#### TASK PROMPT
All the entries that follow must be written out again exactly.

Component data from apps and pages:

────────────────────

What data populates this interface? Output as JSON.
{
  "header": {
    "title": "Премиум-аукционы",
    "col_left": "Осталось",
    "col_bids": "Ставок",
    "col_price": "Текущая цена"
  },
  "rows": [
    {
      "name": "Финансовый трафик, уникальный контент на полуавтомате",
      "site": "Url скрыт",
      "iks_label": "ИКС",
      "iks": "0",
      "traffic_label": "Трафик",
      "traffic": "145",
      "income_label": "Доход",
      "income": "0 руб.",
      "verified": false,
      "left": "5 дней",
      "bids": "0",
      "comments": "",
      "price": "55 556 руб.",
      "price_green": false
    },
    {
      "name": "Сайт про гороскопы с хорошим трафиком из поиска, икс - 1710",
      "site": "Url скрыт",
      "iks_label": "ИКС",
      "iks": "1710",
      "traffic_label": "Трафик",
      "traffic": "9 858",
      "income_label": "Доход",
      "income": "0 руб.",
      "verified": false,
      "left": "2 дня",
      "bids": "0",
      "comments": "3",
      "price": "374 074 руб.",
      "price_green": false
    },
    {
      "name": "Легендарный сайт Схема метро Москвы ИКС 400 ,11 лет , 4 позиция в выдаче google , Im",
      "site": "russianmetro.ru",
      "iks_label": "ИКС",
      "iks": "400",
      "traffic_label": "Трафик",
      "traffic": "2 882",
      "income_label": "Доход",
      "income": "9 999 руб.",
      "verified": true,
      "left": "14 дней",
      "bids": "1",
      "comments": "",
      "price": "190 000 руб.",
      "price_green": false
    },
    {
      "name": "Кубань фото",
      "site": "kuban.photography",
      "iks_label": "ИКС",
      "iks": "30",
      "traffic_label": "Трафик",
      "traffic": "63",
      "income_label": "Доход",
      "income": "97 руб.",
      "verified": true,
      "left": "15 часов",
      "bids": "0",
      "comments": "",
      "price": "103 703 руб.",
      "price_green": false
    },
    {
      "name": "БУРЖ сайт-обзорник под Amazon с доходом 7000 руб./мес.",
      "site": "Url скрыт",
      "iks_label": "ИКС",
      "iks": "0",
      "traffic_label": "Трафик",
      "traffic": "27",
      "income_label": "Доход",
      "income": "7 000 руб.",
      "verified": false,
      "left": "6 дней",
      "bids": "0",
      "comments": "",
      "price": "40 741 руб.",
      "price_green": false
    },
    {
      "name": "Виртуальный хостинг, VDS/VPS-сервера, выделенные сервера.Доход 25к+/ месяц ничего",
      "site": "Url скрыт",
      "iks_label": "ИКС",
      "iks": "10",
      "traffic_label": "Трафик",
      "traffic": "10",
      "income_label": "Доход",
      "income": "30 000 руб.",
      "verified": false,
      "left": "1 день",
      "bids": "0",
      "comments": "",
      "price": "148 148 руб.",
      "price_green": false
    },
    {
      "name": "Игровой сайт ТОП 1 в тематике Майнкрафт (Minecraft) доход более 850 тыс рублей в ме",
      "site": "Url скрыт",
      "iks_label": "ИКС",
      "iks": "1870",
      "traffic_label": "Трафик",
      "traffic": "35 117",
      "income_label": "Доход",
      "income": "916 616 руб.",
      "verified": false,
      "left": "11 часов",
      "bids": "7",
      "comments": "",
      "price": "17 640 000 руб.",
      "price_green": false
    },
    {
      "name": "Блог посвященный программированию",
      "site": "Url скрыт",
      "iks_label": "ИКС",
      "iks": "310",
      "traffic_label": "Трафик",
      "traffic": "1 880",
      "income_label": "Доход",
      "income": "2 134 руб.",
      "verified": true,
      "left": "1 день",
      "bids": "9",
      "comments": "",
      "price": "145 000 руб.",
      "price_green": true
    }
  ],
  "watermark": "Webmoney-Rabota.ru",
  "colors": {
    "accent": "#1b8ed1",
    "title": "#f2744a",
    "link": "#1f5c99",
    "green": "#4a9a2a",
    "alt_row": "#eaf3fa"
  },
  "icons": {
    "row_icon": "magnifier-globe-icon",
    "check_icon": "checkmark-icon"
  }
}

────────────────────

#### FINAL ANSWER
What data populates this interface? Output as JSON.
{
  "header": {
    "title": "Премиум-аукционы",
    "col_left": "Осталось",
    "col_bids": "Ставок",
    "col_price": "Текущая цена"
  },
  "rows": [
    {
      "name": "Финансовый трафик, уникальный контент на полуавтомате",
      "site": "Url скрыт",
      "iks_label": "ИКС",
      "iks": "0",
      "traffic_label": "Трафик",
      "traffic": "145",
      "income_label": "Доход",
      "income": "0 руб.",
      "verified": false,
      "left": "5 дней",
      "bids": "0",
      "comments": "",
      "price": "55 556 руб.",
      "price_green": false
    },
    {
      "name": "Сайт про гороскопы с хорошим трафиком из поиска, икс - 1710",
      "site": "Url скрыт",
      "iks_label": "ИКС",
      "iks": "1710",
      "traffic_label": "Трафик",
      "traffic": "9 858",
      "income_label": "Доход",
      "income": "0 руб.",
      "verified": false,
      "left": "2 дня",
      "bids": "0",
      "comments": "3",
      "price": "374 074 руб.",
      "price_green": false
    },
    {
      "name": "Легендарный сайт Схема метро Москвы ИКС 400 ,11 лет , 4 позиция в выдаче google , Im",
      "site": "russianmetro.ru",
      "iks_label": "ИКС",
      "iks": "400",
      "traffic_label": "Трафик",
      "traffic": "2 882",
      "income_label": "Доход",
      "income": "9 999 руб.",
      "verified": true,
      "left": "14 дней",
      "bids": "1",
      "comments": "",
      "price": "190 000 руб.",
      "price_green": false
    },
    {
      "name": "Кубань фото",
      "site": "kuban.photography",
      "iks_label": "ИКС",
      "iks": "30",
      "traffic_label": "Трафик",
      "traffic": "63",
      "income_label": "Доход",
      "income": "97 руб.",
      "verified": true,
      "left": "15 часов",
      "bids": "0",
      "comments": "",
      "price": "103 703 руб.",
      "price_green": false
    },
    {
      "name": "БУРЖ сайт-обзорник под Amazon с доходом 7000 руб./мес.",
      "site": "Url скрыт",
      "iks_label": "ИКС",
      "iks": "0",
      "traffic_label": "Трафик",
      "traffic": "27",
      "income_label": "Доход",
      "income": "7 000 руб.",
      "verified": false,
      "left": "6 дней",
      "bids": "0",
      "comments": "",
      "price": "40 741 руб.",
      "price_green": false
    },
    {
      "name": "Виртуальный хостинг, VDS/VPS-сервера, выделенные сервера.Доход 25к+/ месяц ничего",
      "site": "Url скрыт",
      "iks_label": "ИКС",
      "iks": "10",
      "traffic_label": "Трафик",
      "traffic": "10",
      "income_label": "Доход",
      "income": "30 000 руб.",
      "verified": false,
      "left": "1 день",
      "bids": "0",
      "comments": "",
      "price": "148 148 руб.",
      "price_green": false
    },
    {
      "name": "Игровой сайт ТОП 1 в тематике Майнкрафт (Minecraft) доход более 850 тыс рублей в ме",
      "site": "Url скрыт",
      "iks_label": "ИКС",
      "iks": "1870",
      "traffic_label": "Трафик",
      "traffic": "35 117",
      "income_label": "Доход",
      "income": "916 616 руб.",
      "verified": false,
      "left": "11 часов",
      "bids": "7",
      "comments": "",
      "price": "17 640 000 руб.",
      "price_green": false
    },
    {
      "name": "Блог посвященный программированию",
      "site": "Url скрыт",
      "iks_label": "ИКС",
      "iks": "310",
      "traffic_label": "Трафик",
      "traffic": "1 880",
      "income_label": "Доход",
      "income": "2 134 руб.",
      "verified": true,
      "left": "1 день",
      "bids": "9",
      "comments": "",
      "price": "145 000 руб.",
      "price_green": true
    }
  ],
  "watermark": "Webmoney-Rabota.ru",
  "colors": {
    "accent": "#1b8ed1",
    "title": "#f2744a",
    "link": "#1f5c99",
    "green": "#4a9a2a",
    "alt_row": "#eaf3fa"
  },
  "icons": {
    "row_icon": "magnifier-globe-icon",
    "check_icon": "checkmark-icon"
  }
}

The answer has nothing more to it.